▼
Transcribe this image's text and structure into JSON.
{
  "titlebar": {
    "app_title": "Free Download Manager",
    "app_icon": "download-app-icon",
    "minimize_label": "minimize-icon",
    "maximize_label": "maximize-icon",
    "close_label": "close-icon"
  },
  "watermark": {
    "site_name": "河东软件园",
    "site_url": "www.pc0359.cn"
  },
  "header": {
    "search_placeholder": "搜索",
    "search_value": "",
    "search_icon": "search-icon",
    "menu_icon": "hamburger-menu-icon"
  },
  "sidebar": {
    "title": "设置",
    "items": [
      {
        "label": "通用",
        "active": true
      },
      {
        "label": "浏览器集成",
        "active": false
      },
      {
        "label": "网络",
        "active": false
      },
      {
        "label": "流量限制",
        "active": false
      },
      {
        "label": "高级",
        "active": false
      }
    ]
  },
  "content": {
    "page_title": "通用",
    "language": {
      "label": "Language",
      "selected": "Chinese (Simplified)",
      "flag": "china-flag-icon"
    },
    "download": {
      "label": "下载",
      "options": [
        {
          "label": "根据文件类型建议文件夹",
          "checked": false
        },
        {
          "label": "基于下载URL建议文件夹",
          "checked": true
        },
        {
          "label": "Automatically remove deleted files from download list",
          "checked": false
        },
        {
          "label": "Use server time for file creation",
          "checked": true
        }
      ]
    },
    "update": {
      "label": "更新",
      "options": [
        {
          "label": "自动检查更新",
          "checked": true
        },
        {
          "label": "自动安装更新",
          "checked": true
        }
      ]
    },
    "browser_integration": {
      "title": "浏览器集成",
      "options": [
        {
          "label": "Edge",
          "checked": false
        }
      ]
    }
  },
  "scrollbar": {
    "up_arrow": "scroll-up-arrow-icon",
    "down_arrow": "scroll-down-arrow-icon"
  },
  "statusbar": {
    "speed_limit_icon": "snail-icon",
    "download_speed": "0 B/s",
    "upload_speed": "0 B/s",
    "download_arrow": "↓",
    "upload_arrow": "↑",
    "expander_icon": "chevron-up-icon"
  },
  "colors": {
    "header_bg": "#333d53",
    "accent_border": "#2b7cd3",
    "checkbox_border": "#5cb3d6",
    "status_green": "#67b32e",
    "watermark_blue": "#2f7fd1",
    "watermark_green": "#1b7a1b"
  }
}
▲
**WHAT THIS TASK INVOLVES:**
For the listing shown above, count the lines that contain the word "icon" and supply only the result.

**EXERCISE ANSWER:**
11